** Opening Records for this exercise block **
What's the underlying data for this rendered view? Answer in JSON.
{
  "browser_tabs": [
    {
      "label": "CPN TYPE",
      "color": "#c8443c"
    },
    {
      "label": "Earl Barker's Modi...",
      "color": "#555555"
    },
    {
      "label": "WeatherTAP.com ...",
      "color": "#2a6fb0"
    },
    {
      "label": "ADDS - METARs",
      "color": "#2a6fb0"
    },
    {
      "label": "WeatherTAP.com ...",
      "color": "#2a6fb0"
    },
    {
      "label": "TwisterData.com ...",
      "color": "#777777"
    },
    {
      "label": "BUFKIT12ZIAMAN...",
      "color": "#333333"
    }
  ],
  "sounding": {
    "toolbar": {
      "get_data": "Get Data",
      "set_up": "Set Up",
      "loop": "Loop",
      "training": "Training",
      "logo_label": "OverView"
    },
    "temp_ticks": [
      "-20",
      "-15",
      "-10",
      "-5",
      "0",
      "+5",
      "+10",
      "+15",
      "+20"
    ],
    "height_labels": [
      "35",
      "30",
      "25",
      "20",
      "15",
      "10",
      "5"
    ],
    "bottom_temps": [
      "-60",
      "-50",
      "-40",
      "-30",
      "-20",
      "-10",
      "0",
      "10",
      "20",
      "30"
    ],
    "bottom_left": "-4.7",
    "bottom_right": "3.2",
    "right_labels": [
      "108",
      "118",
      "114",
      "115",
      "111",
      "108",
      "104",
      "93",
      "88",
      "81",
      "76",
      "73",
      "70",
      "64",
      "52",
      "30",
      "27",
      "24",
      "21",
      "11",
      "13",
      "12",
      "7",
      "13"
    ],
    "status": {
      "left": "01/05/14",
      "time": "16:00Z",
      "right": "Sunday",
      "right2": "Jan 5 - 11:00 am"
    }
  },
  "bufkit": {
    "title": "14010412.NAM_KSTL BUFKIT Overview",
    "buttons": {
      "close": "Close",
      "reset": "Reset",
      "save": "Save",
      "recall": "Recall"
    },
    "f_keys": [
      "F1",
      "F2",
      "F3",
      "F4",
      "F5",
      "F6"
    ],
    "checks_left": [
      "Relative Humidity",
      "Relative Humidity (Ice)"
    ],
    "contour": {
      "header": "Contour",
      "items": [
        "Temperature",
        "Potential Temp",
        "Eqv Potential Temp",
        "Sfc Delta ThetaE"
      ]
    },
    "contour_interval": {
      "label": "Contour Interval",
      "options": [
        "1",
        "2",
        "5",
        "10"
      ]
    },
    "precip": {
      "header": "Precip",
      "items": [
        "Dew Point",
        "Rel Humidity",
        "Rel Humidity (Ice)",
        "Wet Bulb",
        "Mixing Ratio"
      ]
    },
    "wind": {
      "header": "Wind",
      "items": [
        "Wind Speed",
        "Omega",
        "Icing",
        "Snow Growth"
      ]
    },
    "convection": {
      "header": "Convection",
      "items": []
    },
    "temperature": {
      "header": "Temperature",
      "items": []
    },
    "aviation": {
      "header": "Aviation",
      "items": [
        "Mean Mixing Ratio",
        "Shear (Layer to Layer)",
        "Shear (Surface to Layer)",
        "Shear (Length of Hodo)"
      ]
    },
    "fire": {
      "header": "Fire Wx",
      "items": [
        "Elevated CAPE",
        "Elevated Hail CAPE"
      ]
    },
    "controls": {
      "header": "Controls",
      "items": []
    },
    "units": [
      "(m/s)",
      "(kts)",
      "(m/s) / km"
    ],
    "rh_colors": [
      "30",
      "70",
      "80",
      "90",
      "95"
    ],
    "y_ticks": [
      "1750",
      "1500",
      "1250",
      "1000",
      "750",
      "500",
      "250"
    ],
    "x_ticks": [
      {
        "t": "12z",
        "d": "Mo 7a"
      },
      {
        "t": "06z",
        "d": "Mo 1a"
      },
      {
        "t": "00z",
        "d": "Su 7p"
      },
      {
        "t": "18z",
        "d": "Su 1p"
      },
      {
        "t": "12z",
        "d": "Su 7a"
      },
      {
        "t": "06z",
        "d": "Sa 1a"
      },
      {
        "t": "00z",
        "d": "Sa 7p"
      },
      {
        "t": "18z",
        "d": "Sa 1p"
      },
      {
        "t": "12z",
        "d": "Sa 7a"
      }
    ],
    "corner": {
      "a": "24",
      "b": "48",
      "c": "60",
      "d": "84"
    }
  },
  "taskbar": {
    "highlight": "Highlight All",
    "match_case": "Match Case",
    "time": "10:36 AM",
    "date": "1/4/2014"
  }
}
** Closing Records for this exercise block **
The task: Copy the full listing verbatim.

Solution to this task:
What's the underlying data for this rendered view? Answer in JSON.
{
  "browser_tabs": [
    {
      "label": "CPN TYPE",
      "color": "#c8443c"
    },
    {
      "label": "Earl Barker's Modi...",
      "color": "#555555"
    },
    {
      "label": "WeatherTAP.com ...",
      "color": "#2a6fb0"
    },
    {
      "label": "ADDS - METARs",
      "color": "#2a6fb0"
    },
    {
      "label": "WeatherTAP.com ...",
      "color": "#2a6fb0"
    },
    {
      "label": "TwisterData.com ...",
      "color": "#777777"
    },
    {
      "label": "BUFKIT12ZIAMAN...",
      "color": "#333333"
    }
  ],
  "sounding": {
    "toolbar": {
      "get_data": "Get Data",
      "set_up": "Set Up",
      "loop": "Loop",
      "training": "Training",
      "logo_label": "OverView"
    },
    "temp_ticks": [
      "-20",
      "-15",
      "-10",
      "-5",
      "0",
      "+5",
      "+10",
      "+15",
      "+20"
    ],
    "height_labels": [
      "35",
      "30",
      "25",
      "20",
      "15",
      "10",
      "5"
    ],
    "bottom_temps": [
      "-60",
      "-50",
      "-40",
      "-30",
      "-20",
      "-10",
      "0",
      "10",
      "20",
      "30"
    ],
    "bottom_left": "-4.7",
    "bottom_right": "3.2",
    "right_labels": [
      "108",
      "118",
      "114",
      "115",
      "111",
      "108",
      "104",
      "93",
      "88",
      "81",
      "76",
      "73",
      "70",
      "64",
      "52",
      "30",
      "27",
      "24",
      "21",
      "11",
      "13",
      "12",
      "7",
      "13"
    ],
    "status": {
      "left": "01/05/14",
      "time": "16:00Z",
      "right": "Sunday",
      "right2": "Jan 5 - 11:00 am"
    }
  },
  "bufkit": {
    "title": "14010412.NAM_KSTL BUFKIT Overview",
    "buttons": {
      "close": "Close",
      "reset": "Reset",
      "save": "Save",
      "recall": "Recall"
    },
    "f_keys": [
      "F1",
      "F2",
      "F3",
      "F4",
      "F5",
      "F6"
    ],
    "checks_left": [
      "Relative Humidity",
      "Relative Humidity (Ice)"
    ],
    "contour": {
      "header": "Contour",
      "items": [
        "Temperature",
        "Potential Temp",
        "Eqv Potential Temp",
        "Sfc Delta ThetaE"
      ]
    },
    "contour_interval": {
      "label": "Contour Interval",
      "options": [
        "1",
        "2",
        "5",
        "10"
      ]
    },
    "precip": {
      "header": "Precip",
      "items": [
        "Dew Point",
        "Rel Humidity",
        "Rel Humidity (Ice)",
        "Wet Bulb",
        "Mixing Ratio"
      ]
    },
    "wind": {
      "header": "Wind",
      "items": [
        "Wind Speed",
        "Omega",
        "Icing",
        "Snow Growth"
      ]
    },
    "convection": {
      "header": "Convection",
      "items": []
    },
    "temperature": {
      "header": "Temperature",
      "items": []
    },
    "aviation": {
      "header": "Aviation",
      "items": [
        "Mean Mixing Ratio",
        "Shear (Layer to Layer)",
        "Shear (Surface to Layer)",
        "Shear (Length of Hodo)"
      ]
    },
    "fire": {
      "header": "Fire Wx",
      "items": [
        "Elevated CAPE",
        "Elevated Hail CAPE"
      ]
    },
    "controls": {
      "header": "Controls",
      "items": []
    },
    "units": [
      "(m/s)",
      "(kts)",
      "(m/s) / km"
    ],
    "rh_colors": [
      "30",
      "70",
      "80",
      "90",
      "95"
    ],
    "y_ticks": [
      "1750",
      "1500",
      "1250",
      "1000",
      "750",
      "500",
      "250"
    ],
    "x_ticks": [
      {
        "t": "12z",
        "d": "Mo 7a"
      },
      {
        "t": "06z",
        "d": "Mo 1a"
      },
      {
        "t": "00z",
        "d": "Su 7p"
      },
      {
        "t": "18z",
        "d": "Su 1p"
      },
      {
        "t": "12z",
        "d": "Su 7a"
      },
      {
        "t": "06z",
        "d": "Sa 1a"
      },
      {
        "t": "00z",
        "d": "Sa 7p"
      },
      {
        "t": "18z",
        "d": "Sa 1p"
      },
      {
        "t": "12z",
        "d": "Sa 7a"
      }
    ],
    "corner": {
      "a": "24",
      "b": "48",
      "c": "60",
      "d": "84"
    }
  },
  "taskbar": {
    "highlight": "Highlight All",
    "match_case": "Match Case",
    "time": "10:36 AM",
    "date": "1/4/2014"
  }
}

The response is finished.